Battleship Review Full Attack
NATO’s defence ministers are already talking of the ‘next stage’ in Afghanistan. Australia’s PM plans to pull Aussie troops out by the end of 2013, a year ahead of schedule. The West’s decade of wars of ‘liberation’ – launched in the aftermath of 9/11 – seems to be winding down, but Hollywood hasn’t quite got the message yet. Black Hawk Down, released three months after the Twin Towers toppled, was the first of the mindless war-as-videogame films – and they’re still going strong, blithely gung-ho and militaristic even as the world transforms around them.
Recently, the plague has spread to sci-fi: first in Battle: Los Angeles and now Battleship, aliens attack only to be rebuffed with soldierly shock-and-awe. Not just a ragtag band of plucky survivors, like in Independence Day (1996), but an organised military operation – or naval in the case of Battleship, ‘based’ on the eponymous board-game. ‘Stop behaving as if aliens were enemy soldiers!!!’ I scribbled in my notes while watching this bone-headed action flick – and it’s deeply annoying, not least because the film’s view of warfare is super-simplistic. This is not a war film per se. There’s no strategy. “Full attack!” is the first command our hero Alex (Taylor Kitsch) issues after becoming Captain – even though his fleet consists of about three destroyers, and what they’re attacking is a monstrously enormous alien spacecraft. Just as well he calls off the attack to rescue some wounded sailors, or the film might’ve ended right there.
Alex is supposedly smart (he knows his Homer, and has read The Art of War six times), yet doesn’t give much evidence of that in the fight against the aliens.

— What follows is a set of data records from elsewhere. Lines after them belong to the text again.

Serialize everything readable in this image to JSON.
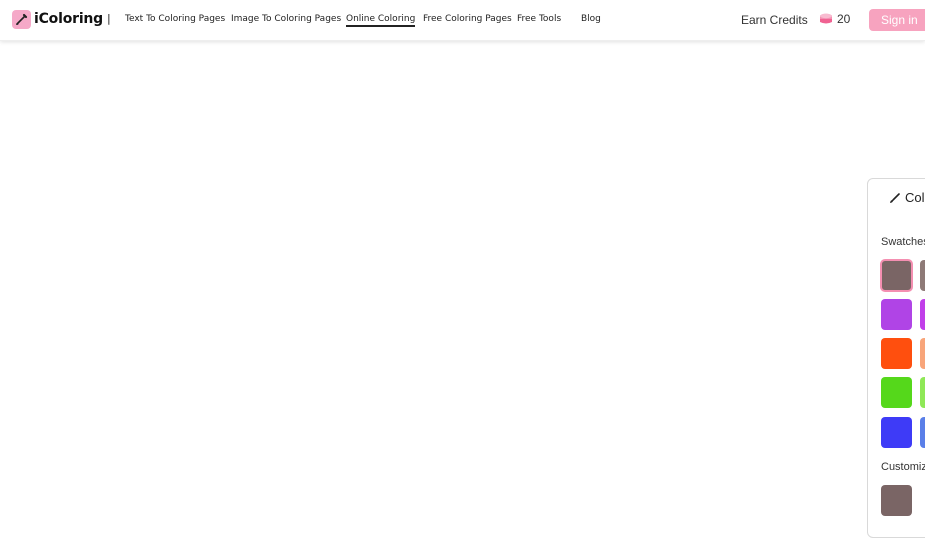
{
  "header": {
    "logo_text": "iColoring",
    "separator": "|",
    "nav": [
      {
        "label": "Text To Coloring Pages",
        "active": false
      },
      {
        "label": "Image To Coloring Pages",
        "active": false
      },
      {
        "label": "Online Coloring",
        "active": true
      },
      {
        "label": "Free Coloring Pages",
        "active": false
      },
      {
        "label": "Free Tools",
        "active": false
      },
      {
        "label": "Blog",
        "active": false
      }
    ],
    "earn_credits": "Earn Credits",
    "credits_count": "20",
    "sign_in": "Sign in"
  },
  "panel": {
    "title": "Colo",
    "swatches_label": "Swatches",
    "customize_label": "Customiz",
    "swatches": [
      [
        "#7a6565",
        "#8e7a77"
      ],
      [
        "#b044e6",
        "#c13fe9"
      ],
      [
        "#ff4f0e",
        "#f8a57a"
      ],
      [
        "#55d81b",
        "#8fe857"
      ],
      [
        "#3e3bf7",
        "#5a7fe8"
      ]
    ],
    "custom_color": "#7a6565"
  },
  "colors": {
    "accent_pink": "#f7a3bf"
  }
}
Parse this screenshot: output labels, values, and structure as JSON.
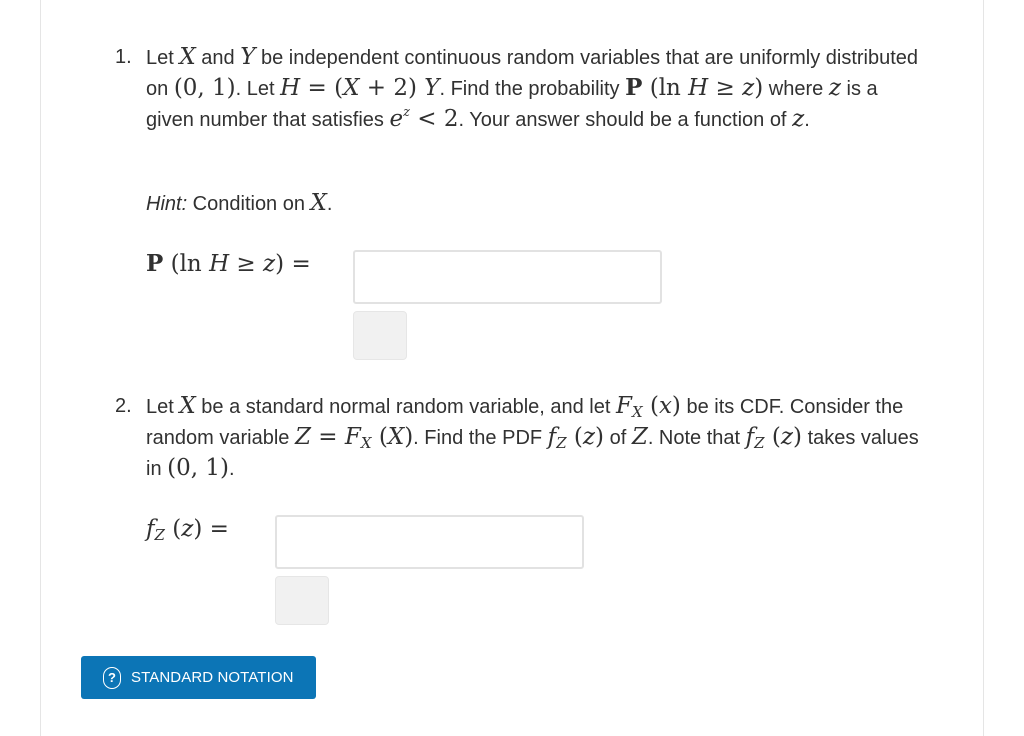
{
  "problems": [
    {
      "number": "1.",
      "text": {
        "t1": "Let ",
        "X": "X",
        "t2": " and ",
        "Y": "Y",
        "t3": " be independent continuous random variables that are uniformly distributed on ",
        "interval": "(0, 1)",
        "t4": ". Let ",
        "H_def_lhs": "H",
        "H_def_eq": " = (",
        "H_def_X": "X",
        "H_def_plus": " + 2) ",
        "H_def_Y": "Y",
        "t5": ". Find the probability ",
        "P": "P",
        "prob_open": " (ln ",
        "prob_H": "H",
        "prob_ge": " ≥ ",
        "prob_z": "z",
        "prob_close": ")",
        "t6": " where ",
        "z1": "z",
        "t7": " is a given number that satisfies ",
        "e": "e",
        "e_sup": "z",
        "lt2": " < 2",
        "t8": ". Your answer should be a function of ",
        "z2": "z",
        "t9": "."
      },
      "hint": {
        "label": "Hint:",
        "text": " Condition on ",
        "var": "X",
        "end": "."
      },
      "answer_label": {
        "P": "P",
        "open": " (ln ",
        "H": "H",
        "ge": " ≥ ",
        "z": "z",
        "close": ") ="
      },
      "answer_value": "",
      "answer_placeholder": ""
    },
    {
      "number": "2.",
      "text": {
        "t1": "Let ",
        "X": "X",
        "t2": " be a standard normal random variable, and let ",
        "F": "F",
        "F_sub": "X",
        "F_arg": " (",
        "x": "x",
        "F_close": ")",
        "t3": " be its CDF. Consider the random variable ",
        "Z": "Z",
        "eq": " = ",
        "F2": "F",
        "F2_sub": "X",
        "F2_open": " (",
        "X2": "X",
        "F2_close": ")",
        "t4": ". Find the PDF ",
        "f": "f",
        "f_sub": "Z",
        "f_open": " (",
        "fz": "z",
        "f_close": ")",
        "t5": " of ",
        "Z2": "Z",
        "t6": ". Note that ",
        "f2": "f",
        "f2_sub": "Z",
        "f2_open": " (",
        "f2z": "z",
        "f2_close": ")",
        "t7": " takes values in ",
        "interval": "(0, 1)",
        "t8": "."
      },
      "answer_label": {
        "f": "f",
        "sub": "Z",
        "open": " (",
        "z": "z",
        "close": ") ="
      },
      "answer_value": "",
      "answer_placeholder": ""
    }
  ],
  "notation_button": {
    "icon": "question-circle-icon",
    "label": "STANDARD NOTATION",
    "color": "#0c75b6"
  }
}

Then again, he’s also supposedly stubborn – playing football, he wins a last-minute penalty and insists on taking it himself, costing his team the match – but stubbornness doesn’t really play a role either. The film builds up its hero for the first hour or so (he’s a cut-up, he’s a rebel, he wears shades, he’s in love), then forgets him once the special-effects onslaught starts. And let’s not even ask how a troublemaker with a brother already in the Navy – he only enlists to avoid going to jail – snags officer status and a starring role in the Navy’s war games in what looks like a matter of months. Nepotism much?
Thing is, Battleship is amusing. Men glower, snarl and walk around flexing their muscles. There’s a montage of US Navy warships (including the U.S.S. Ronald Reagan) backed with AC/DC’s ‘Thunderstruck’ that’s like the ultimate macho moment. (We also get a close-up of the Navy’s radar-related motto: “In God we trust, all others we track”.) Rihanna looks hilarious with her slight frame and cropped hair, like a small boy next to the big guns, yet struts around like she owns the place. The Navy-boosting is transparently obvious, the dialogue far from deathless. At one point, Rihanna clucks like a chicken and calls a fellow seaman (seaperson?) a “Kentucky Fried Chicken”, sparking the following exchange: “I love it! Two-piece meal!”; “You look a bit like Colonel Sanders, actually”; “He was a handsome man”. With banter like that, who needs banter?
It’s hard to hate something so completely dumbed-down; you might as well hate the Sahara for being too hot. Yet pleasures are sparse, especially over 132 minutes. The film doesn’t have the wild sense of humour of Transformers and its sequels (though its action scenes are a lot more coherent), and only Hamish Linklater – who was also great in The Future – really stands out, in the stock-but-amusing role of a geeky scientist. Dodgiest of all are perhaps its attempts to enlist the ghost of WW2 (the last ‘good war’) in support of its cause: the Hawaiian setting clearly echoes Pearl Harbour – the Yanks are abetted by Japanese warships, making the echoes even more pronounced – and the action finally shifts to the ‘Mighty Mo’, an ancient battleship crewed by elderly WW2 vets. It just feels wrong, mining such a rich vein to jazz up a simple-minded war against faceless aliens.
But the real point – again – is that war against aliens is a bad idea, at least in the sense of trying to blast them to kingdom-come. “I’ve got a bad feeling about this,” muses Alex (told you he was smart) after half an hour of mayhem and destruction – and Battleship seems similarly clueless, a film in denial. Sci-fi should be pushing new frontiers, not reducing them to military solutions. What’s the answer when the Navy’s guns don’t work? Bigger guns! “Prepare to fire,” says Admiral Liam Neeson with one of those clenched steadfast expressions. “Which weapons, sir?” asks a sailor. “All of them!” he replies incontrovertibly. Sorry, Admiral: a zillion times zero is still zero.
DIRECTED BY Peter Berg
STARRING Taylor Kitsch, Brooklyn Decker, Liam Neeson, Rihanna